Experimental-computational study of fibrous particle transport and deposition in a bifurcating lung model
Chen, X. L., Zhong, W. Q., Tom, J., Kleinstreuer, C., Feng, Y., & He, X. P. (2016), Particuology, 28, 102-113.
Computational transport, phase change and deposition analysis of inhaled multicomponent droplet-vapor mixtures in an idealized human upper lung model
Feng, Y., Kleinstreuer, C., Castro, N., & Rostami, A. (2016), Journal of Aerosol Science, 96, 96-123.
Solid tumor embolotherapy in hepatic arteries with an anti-reflux catheter system
Xu, Z. L., Jernigan, S., Kleinstreuer, C., & Buckner, G. D. (2016), Annals of Biomedical Engineering, 44(4), 1036-1046.
A Lagrangian approach for calculating microsphere deposition in a one-dimensional lung-airway model
Vaish, M., & Kleinstreuer, C. (2015), Journal of Biomechanical Engineering, 137(9).
Computationally efficient fluid-particle dynamics simulations of arterial systems

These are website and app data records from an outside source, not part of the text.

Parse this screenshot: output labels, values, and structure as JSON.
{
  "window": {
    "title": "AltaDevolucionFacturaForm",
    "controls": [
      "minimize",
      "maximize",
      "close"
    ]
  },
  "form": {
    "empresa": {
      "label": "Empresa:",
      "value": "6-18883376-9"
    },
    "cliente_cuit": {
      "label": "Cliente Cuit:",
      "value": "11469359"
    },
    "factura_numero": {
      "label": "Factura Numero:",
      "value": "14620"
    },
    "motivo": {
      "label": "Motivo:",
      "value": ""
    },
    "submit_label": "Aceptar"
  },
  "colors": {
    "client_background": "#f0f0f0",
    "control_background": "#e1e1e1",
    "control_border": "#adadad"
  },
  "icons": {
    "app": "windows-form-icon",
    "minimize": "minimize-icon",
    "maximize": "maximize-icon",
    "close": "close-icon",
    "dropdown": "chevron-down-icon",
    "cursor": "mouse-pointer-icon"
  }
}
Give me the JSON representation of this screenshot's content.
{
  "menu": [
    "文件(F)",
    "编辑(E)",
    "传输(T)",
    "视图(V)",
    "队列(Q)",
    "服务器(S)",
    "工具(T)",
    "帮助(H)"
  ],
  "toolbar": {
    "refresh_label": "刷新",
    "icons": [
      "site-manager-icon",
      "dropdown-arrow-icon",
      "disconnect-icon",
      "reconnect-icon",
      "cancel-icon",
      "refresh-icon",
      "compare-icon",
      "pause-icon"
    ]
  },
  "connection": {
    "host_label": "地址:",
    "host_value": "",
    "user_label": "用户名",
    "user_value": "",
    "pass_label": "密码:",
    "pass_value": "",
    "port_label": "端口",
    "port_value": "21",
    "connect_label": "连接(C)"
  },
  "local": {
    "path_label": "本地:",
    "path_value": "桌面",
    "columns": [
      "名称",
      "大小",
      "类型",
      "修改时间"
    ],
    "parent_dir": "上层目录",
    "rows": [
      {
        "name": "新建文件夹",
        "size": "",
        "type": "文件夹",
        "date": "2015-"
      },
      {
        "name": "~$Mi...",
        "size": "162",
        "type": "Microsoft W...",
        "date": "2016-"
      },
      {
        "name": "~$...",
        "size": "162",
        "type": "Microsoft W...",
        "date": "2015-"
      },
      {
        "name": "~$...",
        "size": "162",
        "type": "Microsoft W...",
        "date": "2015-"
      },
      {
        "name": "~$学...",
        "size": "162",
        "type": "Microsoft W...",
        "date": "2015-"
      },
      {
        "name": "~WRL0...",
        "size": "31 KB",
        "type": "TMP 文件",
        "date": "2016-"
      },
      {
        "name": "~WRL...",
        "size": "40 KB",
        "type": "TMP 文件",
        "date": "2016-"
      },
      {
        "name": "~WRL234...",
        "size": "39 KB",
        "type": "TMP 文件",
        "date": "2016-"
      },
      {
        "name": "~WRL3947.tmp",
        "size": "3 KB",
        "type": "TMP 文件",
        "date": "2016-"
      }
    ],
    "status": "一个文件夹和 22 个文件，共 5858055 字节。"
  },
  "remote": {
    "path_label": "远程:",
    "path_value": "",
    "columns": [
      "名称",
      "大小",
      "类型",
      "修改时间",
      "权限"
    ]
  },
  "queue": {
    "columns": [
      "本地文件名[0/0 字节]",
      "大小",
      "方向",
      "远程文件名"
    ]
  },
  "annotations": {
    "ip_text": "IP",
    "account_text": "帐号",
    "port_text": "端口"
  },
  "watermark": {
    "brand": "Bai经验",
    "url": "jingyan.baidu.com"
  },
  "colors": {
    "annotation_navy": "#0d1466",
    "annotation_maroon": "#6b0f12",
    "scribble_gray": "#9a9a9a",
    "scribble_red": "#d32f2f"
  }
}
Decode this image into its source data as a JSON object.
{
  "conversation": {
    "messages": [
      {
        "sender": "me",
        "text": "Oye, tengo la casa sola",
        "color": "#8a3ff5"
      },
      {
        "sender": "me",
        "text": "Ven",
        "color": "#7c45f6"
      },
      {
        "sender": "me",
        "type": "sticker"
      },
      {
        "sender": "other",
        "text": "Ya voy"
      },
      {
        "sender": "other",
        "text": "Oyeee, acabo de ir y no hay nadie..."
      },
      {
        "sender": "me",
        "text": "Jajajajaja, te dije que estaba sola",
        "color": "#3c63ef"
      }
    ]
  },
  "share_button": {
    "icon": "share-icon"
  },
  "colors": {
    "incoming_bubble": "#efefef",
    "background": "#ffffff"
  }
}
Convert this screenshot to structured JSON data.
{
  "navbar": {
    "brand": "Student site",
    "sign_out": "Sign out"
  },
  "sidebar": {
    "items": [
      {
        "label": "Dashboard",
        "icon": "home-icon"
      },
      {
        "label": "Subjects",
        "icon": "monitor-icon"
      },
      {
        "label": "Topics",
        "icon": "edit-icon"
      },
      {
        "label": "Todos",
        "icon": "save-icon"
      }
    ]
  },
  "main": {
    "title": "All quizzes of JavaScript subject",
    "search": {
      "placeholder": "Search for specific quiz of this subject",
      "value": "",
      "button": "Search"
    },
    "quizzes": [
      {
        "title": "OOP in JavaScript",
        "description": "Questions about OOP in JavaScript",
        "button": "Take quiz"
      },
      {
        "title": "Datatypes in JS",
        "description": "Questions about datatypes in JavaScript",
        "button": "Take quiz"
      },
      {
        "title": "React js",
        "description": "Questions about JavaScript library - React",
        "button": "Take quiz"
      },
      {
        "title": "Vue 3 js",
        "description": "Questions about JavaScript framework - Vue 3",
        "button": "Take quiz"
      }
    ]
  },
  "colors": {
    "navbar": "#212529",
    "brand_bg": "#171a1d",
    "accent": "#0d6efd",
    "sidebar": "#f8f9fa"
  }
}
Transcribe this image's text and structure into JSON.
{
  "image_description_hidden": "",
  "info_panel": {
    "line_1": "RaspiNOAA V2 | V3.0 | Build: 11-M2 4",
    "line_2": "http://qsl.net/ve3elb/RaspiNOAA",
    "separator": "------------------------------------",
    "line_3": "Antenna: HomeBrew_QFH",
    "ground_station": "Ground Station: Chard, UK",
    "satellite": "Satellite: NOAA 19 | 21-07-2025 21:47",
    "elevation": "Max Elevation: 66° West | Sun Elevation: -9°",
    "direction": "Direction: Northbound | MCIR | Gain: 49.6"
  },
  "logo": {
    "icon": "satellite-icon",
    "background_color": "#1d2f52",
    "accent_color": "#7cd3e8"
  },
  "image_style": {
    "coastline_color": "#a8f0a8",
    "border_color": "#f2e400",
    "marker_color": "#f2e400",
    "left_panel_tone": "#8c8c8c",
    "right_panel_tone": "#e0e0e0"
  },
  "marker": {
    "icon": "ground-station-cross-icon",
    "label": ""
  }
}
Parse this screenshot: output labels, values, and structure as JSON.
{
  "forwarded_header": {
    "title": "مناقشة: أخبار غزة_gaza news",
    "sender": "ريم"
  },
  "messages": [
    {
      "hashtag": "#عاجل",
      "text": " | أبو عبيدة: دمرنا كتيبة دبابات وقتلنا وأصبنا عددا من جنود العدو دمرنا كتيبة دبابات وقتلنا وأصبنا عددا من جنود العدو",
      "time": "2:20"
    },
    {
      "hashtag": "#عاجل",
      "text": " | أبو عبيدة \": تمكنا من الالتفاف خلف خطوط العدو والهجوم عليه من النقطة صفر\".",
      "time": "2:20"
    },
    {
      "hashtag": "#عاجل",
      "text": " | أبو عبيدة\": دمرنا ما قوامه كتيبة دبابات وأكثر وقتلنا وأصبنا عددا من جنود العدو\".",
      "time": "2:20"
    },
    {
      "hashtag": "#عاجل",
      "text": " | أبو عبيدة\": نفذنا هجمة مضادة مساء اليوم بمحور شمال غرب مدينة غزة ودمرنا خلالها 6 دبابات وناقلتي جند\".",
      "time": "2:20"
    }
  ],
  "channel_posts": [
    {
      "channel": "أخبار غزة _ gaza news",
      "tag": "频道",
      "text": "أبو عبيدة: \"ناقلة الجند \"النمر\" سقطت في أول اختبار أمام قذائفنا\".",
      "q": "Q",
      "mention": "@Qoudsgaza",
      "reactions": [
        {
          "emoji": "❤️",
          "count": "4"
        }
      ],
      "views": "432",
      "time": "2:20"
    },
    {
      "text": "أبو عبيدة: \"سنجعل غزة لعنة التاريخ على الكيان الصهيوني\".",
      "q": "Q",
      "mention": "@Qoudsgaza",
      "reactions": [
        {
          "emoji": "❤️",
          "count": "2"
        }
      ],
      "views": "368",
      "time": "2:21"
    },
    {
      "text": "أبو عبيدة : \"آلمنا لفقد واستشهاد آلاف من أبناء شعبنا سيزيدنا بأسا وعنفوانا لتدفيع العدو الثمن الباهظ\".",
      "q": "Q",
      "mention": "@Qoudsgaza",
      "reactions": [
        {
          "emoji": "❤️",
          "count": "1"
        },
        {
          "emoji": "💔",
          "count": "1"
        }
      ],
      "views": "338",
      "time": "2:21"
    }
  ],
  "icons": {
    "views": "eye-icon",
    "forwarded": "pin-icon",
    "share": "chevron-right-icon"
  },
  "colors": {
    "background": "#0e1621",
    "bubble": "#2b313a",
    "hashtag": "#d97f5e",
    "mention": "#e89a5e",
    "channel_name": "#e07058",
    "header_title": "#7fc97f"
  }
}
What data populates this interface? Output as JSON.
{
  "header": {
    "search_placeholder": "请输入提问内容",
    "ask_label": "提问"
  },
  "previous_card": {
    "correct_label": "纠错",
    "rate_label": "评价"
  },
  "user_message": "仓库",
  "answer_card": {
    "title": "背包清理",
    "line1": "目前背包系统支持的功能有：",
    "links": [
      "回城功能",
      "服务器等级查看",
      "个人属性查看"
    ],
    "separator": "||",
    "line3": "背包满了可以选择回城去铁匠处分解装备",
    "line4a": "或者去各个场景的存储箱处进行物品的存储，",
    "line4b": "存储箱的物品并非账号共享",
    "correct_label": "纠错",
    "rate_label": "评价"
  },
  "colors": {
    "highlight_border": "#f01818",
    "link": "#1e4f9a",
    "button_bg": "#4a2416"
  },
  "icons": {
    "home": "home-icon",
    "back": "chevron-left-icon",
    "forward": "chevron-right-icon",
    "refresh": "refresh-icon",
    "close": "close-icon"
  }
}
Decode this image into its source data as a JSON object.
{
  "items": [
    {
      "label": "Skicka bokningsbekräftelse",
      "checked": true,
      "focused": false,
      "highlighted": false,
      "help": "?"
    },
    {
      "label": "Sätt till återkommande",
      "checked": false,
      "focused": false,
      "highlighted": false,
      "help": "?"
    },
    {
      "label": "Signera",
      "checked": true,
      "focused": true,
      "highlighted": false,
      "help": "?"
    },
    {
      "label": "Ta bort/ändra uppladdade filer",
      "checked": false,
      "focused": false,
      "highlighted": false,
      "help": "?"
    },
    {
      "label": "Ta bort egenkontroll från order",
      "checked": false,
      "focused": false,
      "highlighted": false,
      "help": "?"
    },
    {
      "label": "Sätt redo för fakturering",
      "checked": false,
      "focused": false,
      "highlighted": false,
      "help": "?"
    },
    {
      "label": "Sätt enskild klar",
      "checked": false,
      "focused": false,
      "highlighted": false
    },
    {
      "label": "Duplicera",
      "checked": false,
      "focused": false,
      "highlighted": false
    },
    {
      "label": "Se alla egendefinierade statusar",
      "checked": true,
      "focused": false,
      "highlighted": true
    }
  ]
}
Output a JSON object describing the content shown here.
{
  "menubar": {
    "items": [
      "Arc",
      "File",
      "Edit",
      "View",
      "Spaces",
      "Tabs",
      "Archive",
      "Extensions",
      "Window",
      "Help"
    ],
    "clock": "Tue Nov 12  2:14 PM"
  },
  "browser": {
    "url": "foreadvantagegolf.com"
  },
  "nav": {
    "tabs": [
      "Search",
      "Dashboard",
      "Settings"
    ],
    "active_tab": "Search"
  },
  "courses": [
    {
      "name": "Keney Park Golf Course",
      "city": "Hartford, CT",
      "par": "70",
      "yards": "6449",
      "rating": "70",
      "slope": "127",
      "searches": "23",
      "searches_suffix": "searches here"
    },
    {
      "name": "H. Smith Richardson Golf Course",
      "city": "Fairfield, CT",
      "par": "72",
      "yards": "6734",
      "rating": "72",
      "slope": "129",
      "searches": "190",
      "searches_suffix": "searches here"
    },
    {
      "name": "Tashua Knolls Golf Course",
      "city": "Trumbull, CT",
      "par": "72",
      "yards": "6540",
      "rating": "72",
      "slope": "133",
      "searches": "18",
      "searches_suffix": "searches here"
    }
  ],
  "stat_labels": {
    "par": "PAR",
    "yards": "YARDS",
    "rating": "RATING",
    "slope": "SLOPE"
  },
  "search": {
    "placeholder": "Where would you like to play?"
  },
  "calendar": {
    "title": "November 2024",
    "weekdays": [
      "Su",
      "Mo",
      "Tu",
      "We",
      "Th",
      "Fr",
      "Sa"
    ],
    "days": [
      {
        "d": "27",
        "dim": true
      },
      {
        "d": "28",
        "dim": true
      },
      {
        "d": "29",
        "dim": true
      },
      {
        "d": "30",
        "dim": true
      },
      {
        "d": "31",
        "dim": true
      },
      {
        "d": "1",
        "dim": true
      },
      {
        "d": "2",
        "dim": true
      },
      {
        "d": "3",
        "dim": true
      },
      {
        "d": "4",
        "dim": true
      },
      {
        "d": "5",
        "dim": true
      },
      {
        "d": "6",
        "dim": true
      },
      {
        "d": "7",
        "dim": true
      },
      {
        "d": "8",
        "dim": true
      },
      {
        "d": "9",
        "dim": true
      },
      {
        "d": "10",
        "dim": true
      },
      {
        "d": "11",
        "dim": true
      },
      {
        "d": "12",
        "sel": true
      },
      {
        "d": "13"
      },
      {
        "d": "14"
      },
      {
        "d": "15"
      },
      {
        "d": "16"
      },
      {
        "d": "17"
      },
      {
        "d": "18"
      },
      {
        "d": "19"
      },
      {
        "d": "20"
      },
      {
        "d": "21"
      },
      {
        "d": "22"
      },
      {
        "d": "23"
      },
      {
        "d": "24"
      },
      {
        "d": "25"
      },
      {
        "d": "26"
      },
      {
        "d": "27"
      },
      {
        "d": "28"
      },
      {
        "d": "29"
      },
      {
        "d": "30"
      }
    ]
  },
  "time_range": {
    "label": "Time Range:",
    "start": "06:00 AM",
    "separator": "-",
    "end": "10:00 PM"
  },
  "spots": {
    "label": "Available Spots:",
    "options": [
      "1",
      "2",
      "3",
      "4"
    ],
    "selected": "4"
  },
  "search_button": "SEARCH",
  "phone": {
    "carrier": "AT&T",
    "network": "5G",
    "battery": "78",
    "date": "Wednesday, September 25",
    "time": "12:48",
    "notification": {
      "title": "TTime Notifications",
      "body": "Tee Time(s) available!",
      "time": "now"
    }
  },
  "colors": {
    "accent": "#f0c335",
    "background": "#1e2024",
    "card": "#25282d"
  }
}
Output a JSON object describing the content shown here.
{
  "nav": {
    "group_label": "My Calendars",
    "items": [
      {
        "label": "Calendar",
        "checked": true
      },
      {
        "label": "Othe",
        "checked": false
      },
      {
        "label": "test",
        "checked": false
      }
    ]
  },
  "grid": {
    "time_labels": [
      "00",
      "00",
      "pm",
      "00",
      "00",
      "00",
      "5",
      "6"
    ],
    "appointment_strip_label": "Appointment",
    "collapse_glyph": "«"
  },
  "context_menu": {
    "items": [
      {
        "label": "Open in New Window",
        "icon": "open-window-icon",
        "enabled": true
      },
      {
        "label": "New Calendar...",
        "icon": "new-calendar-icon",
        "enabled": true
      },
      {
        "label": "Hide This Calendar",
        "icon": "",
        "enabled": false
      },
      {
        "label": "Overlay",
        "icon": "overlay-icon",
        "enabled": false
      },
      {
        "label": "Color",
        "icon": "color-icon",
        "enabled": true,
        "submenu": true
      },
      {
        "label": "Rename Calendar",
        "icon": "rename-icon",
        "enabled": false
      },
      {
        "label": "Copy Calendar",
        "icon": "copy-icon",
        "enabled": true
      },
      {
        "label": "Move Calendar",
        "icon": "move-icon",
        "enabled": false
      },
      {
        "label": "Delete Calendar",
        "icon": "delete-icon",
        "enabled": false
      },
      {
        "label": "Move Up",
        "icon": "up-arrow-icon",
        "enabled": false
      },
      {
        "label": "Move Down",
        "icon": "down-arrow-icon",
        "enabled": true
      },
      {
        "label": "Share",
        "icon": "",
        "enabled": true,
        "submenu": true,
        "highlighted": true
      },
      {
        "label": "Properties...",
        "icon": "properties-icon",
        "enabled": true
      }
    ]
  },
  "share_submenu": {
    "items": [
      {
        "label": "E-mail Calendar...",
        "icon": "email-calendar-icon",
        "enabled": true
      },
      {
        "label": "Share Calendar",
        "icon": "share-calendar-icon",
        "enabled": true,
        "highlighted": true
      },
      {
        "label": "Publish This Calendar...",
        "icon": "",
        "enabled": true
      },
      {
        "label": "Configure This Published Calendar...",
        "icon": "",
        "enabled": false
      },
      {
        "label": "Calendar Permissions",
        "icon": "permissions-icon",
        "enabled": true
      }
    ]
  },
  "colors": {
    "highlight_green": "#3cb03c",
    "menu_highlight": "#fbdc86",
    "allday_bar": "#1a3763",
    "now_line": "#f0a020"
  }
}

Umbarkar, T. S., & Kleinstreuer, C. (2015), Communications in Computational Physics, 17(2), 401-423.

View all publications via NC State Libraries


Computational Analysis of Lung-Aerosol Dynamics with Applications
Altria Client Services Inc.(10/01/13 - 12/31/15)
A Predictive Open-Source Computer Model For Inhaled Nanoparticle Transport and Deposition in Subject-Specific Upper Airways
National Science Foundation (NSF)(9/01/12 - 8/31/15)
Computational Deposition Predictions of Multi-component Liquid Aerosols from Next-Generation Products in Human Respiratory Systems
Philip Morris Products S.A.(11/30/-1 - 3/31/12)
Experimentally Validated Numerical Models of Nanomaterials
National Science Foundation (NSF)(9/01/08 - 8/31/12)
Computational Studies of JP-8 Fuel Aerosol and Toxic Nanomaterial Transport/Deposition in Models of the Human Respiratory System
US Air Force (USAF)(8/01/07 - 7/31/11)
A Smart Inhaler System for Maximum Drug Aerosol Delivery
National Institutes of Health (NIH)(8/01/05 - 7/31/08)
Computational Studies of JP-8 Fuel Aerosol and Toxic Nanomaterial Transport/Deposition in Models of the Human Respiratory System
US Air Force (USAF)(8/01/04 - 7/31/07)
Micron & Submicron Aerosol Transport in Representative Human Nasal Airways
National Science Foundation (NSF)(7/15/02 - 7/31/09)